Editor’s note: The following article was contributed by Jared Lyon of Student Veterans of America. The content may be edited for clarity, style and length. Find more at https://studentveterans.org/.
As the CEO of Student Veterans of America (SVA), connecting with student veterans is my priority. I’ve had the pleasure of engaging with this group of leaders across the country and visited over 240 of our chapters in 48 states over the past two years alone. In my travels, I find it striking that those who know and understand us call us “student veterans.” Those who do not, call us “veteran students.”

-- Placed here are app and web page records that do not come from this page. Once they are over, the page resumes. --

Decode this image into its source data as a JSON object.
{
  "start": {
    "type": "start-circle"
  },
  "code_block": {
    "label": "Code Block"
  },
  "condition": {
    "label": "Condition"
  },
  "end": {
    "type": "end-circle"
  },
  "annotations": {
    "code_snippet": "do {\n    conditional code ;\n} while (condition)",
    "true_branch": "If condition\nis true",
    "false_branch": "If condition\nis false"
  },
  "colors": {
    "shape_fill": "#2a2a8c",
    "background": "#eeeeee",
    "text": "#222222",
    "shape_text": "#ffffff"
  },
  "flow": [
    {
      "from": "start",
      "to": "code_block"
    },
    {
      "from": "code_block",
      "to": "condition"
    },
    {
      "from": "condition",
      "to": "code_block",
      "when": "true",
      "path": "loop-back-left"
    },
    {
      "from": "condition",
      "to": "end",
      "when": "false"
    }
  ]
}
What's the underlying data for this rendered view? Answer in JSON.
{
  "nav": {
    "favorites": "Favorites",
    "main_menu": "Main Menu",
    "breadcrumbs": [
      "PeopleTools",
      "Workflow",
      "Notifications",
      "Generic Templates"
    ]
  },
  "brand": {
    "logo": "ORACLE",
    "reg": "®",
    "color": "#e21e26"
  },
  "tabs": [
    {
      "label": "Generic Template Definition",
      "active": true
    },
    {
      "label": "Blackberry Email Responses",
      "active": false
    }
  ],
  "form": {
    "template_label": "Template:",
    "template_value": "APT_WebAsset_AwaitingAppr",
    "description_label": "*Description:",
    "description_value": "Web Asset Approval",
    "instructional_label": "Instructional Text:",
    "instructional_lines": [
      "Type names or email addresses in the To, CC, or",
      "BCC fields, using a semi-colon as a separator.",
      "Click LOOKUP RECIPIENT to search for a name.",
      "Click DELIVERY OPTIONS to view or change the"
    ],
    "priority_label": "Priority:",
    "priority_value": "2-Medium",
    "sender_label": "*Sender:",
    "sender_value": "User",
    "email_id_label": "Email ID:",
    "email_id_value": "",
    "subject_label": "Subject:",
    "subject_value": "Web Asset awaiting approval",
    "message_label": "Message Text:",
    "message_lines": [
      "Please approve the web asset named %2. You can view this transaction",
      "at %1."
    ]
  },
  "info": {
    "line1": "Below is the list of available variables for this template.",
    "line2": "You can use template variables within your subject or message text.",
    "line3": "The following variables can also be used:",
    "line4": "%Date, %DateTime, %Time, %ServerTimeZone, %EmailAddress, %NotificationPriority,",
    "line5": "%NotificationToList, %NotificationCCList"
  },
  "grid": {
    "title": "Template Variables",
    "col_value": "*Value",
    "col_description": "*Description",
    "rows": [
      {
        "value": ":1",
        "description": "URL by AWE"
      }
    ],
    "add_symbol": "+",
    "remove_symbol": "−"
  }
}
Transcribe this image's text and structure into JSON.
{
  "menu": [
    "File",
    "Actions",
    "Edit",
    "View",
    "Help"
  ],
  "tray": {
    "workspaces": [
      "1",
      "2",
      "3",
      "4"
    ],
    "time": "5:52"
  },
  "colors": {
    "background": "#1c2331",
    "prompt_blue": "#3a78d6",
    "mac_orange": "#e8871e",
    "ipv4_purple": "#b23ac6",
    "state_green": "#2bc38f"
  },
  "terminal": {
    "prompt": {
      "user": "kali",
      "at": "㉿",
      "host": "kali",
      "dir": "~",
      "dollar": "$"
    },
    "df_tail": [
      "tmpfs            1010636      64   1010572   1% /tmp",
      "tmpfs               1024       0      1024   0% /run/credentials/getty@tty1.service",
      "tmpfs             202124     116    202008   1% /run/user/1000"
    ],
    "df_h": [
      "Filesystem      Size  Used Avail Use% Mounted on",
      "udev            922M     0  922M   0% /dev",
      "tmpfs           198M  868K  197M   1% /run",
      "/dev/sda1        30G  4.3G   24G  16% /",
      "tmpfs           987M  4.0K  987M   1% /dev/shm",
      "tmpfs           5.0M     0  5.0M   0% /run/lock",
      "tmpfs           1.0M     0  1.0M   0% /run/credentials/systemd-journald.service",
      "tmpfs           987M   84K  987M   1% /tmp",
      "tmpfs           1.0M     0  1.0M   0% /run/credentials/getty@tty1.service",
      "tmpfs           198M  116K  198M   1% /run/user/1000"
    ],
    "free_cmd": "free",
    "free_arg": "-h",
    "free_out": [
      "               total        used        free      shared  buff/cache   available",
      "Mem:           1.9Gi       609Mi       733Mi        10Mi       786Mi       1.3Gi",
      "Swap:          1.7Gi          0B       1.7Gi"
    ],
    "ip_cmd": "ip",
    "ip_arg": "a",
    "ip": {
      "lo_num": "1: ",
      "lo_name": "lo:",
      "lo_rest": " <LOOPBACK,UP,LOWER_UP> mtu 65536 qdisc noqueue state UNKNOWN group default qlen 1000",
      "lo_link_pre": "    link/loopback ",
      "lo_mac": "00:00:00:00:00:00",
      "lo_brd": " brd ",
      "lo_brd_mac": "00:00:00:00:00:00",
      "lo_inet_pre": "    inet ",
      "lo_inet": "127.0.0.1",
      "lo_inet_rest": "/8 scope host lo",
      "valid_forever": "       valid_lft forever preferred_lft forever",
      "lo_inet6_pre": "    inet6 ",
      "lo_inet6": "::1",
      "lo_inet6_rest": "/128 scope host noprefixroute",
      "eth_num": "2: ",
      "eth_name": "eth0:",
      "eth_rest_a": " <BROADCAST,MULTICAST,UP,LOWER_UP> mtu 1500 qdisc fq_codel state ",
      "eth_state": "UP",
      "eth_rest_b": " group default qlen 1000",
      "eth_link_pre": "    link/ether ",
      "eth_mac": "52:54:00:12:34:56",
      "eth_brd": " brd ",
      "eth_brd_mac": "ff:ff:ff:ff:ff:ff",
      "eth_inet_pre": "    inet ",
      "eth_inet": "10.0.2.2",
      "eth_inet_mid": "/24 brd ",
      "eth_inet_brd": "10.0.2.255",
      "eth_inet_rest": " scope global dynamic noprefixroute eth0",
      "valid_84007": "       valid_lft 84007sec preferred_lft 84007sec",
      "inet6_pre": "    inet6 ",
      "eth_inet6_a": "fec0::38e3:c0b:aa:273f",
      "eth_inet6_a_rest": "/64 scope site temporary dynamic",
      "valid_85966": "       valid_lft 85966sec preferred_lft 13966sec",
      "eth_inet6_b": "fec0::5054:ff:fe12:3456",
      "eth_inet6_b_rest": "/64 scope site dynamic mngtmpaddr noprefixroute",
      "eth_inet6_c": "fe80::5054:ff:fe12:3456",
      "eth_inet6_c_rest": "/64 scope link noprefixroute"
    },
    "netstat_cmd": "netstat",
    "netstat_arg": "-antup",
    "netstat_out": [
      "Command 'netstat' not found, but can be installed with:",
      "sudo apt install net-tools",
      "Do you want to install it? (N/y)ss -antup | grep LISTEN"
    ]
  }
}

As our Vice President of Government Affairs Will Hubbard always reminds us, words matter. A veteran student can’t quite seem to get to graduation — a Van Wilder of sorts — who seems more inclined to be a student than becoming a graduate. A student veteran is dedicated to pursing a program of study in higher education, someone who at one point wrote a blank check up to and including their life by joining the military in service to our nation.
Why does the distinction matter? It matters because the way we talk about student veterans has a drastic impact on the perception of this talented population of scholars. There seems to be an unfortunately elastic myth that veterans don’t belong in college, one that employers, college administrators, faculty, and even veterans themselves too often believe. However, with nearly 1,500 SVA chapters, student veterans are part of the largest chapter-based student organization in the country. It’s safe to say we know about leading on campus and in the community.
When SVA published the National Veterans Education Success Tracker (NVEST) in the spring of 2017, we demonstrated that student veterans are definitively among the most successful students in higher education — no surprise to anyone who has interacted with these incredible Americans. Compared to the national grade point average (GPA) of 2.94, student veterans are markedly more impressive with a national average of 3.35; and they’re outpacing their peers and earning high-demand degrees. They’re graduating and moving into excellent career opportunities as outstanding alumni.
How awkward would it be to refer to “student athletes” as “athlete students”? No differently, student veterans are students first with ‘veteran’ as a proud part of their experience and identity. While student athletes have the NCAA, student veterans have SVA. We research, advocate, and communicate the success of student veterans, and wish veteran students well as they cross the stage someday. Student veterans are today’s scholars who will most assuredly become tomorrow’s leaders – let’s make sure we’re referring to them by the right title, they’ve earned it.